Choosing Trim Nailers: Which Finish Nailers Should You Own?
If you had to pin me down to just one nailer, it would probably be the first one that I bought, which is the 16-gauge. You can use it for small projects and big projects.
Most finish carpenters probably use the full range of pneumatic nail guns, from pin nailers to brad nailers to heavy-gauge trim guns, but can’t the average carpenter or homeowner get by on one or two sizes?
One of the major factors to consider when choosing a finish nailer is the size or gauge of the nails it fires. Now trim carpenters are going to want to have a 15-, 16-, 18-, and 23-gauge nailer at their disposal. But a homeowner is probably only going to want to have one. So which one do you choose? Is a cordless nailer a good option? Let’s take a closer look.
The gauge of a finish nail is a measure of its diameter, just like an electrical conductor. The higher the number, the thinner the nail; the lower the number, the thicker it is.
The real anchors of the pneumatic-trim-nailer team are 15- and 16-gauge nailers. These two tools fire nails up to 2-1/2 inches long, and are the most versatile for interior carpentry. They also have quite a bit of overlap in terms of application. Both are commonly used for installing baseboard, chair rail, door and window casing, crown molding, and door frames. One advantage to 15-gauge nails is that they are collated at an angle, which allows the nose of the nailer to reach into tighter spaces.

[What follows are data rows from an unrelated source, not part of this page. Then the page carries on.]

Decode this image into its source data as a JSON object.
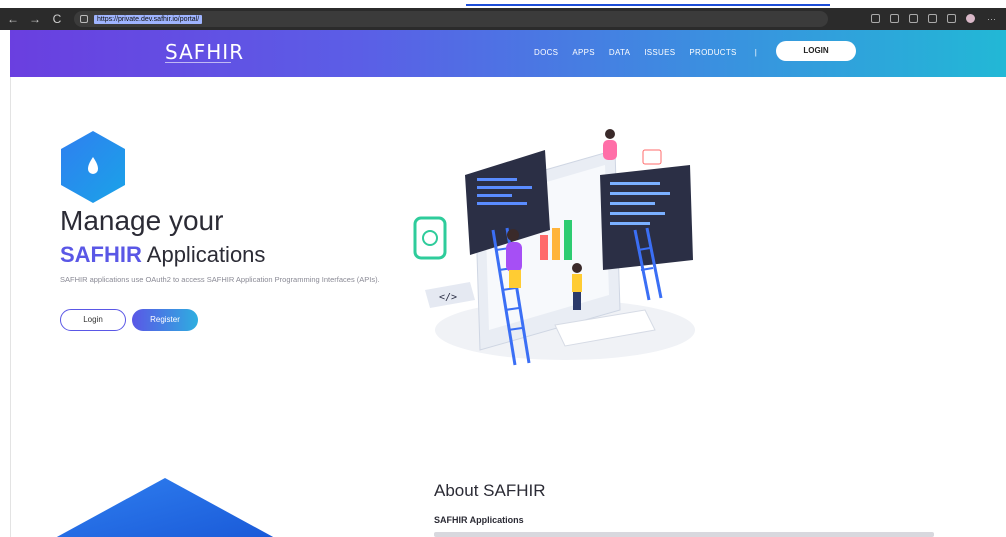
{
  "browser": {
    "url": "https://private.dev.safhir.io/portal/",
    "nav": {
      "back": "←",
      "forward": "→",
      "reload": "C"
    }
  },
  "header": {
    "logo": "SAFHIR",
    "menu": [
      "DOCS",
      "APPS",
      "DATA",
      "ISSUES",
      "PRODUCTS"
    ],
    "separator": "|",
    "login": "LOGIN"
  },
  "hero": {
    "title_line1": "Manage your",
    "title_brand": "SAFHIR",
    "title_rest": " Applications",
    "description": "SAFHIR applications use OAuth2 to access SAFHIR Application Programming Interfaces (APIs).",
    "login_button": "Login",
    "register_button": "Register"
  },
  "about": {
    "title": "About SAFHIR",
    "subtitle": "SAFHIR Applications"
  },
  "colors": {
    "brand_purple": "#5a57e6",
    "header_gradient_start": "#6a3fe0",
    "header_gradient_end": "#22b8d6"
  }
}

Brad nailers use smaller 18-gauge nails up to 2 inches long. Because the nails are thinner in cross section, they leave a smaller hole and are less likely to split narrow trim and molding, making them a good choice for stop and cove moldings or baseboard shoe molding.
Pin nailers fire 23-gauge fasteners that are available in both headless and slight-headed varieties. These nails are ideal for attaching delicate trim pieces. They leave a hole almost small enough to disappear under a coat of paint, or blend with the grain of a piece of wood. They don’t offer much shear or withdrawal strength though, so these nails are best used for wood-to-wood connections. And it’s best to strengthen the connection with glue.
Every one of these nail sizes does have its place, and I really do use them all. But if you had to pin me down to just one nailer, it would probably be the first one that I bought, which is the 16-gauge. You can use it for small projects and big projects.
If you really can’t decide which to choose, consider getting a combo kit which gives you more than one size gun all in the same package.
More on Trim Nailers:
Prevent Pneumatic-Nailer Blowouts When Installing Trim – If you’re hanging moldings and the nails keep blowing out the side of your trim, you could just swear a lot and keep your putty handy, but there’s a better way.
DA vs. FN Finish Nails – Finish nails come in two varieties: DA and FN. What do these names mean? Is there any real difference between the two? Can you use either type in your nailer? Learn more about finish nails here.
Air Hoses: The Lifeline of Your Pneumatic Tools – The right one should fit your tools, your budget, your work, and even the weather outside.
Tool Test: Compact Compressors – Small, quiet, and lightweight, these air compressors handle a bit of everything.
Tool Test: Twin-Stack Air Compressors – If you choose wisely, your go-to air compressor can be quiet, durable, and easy to operate.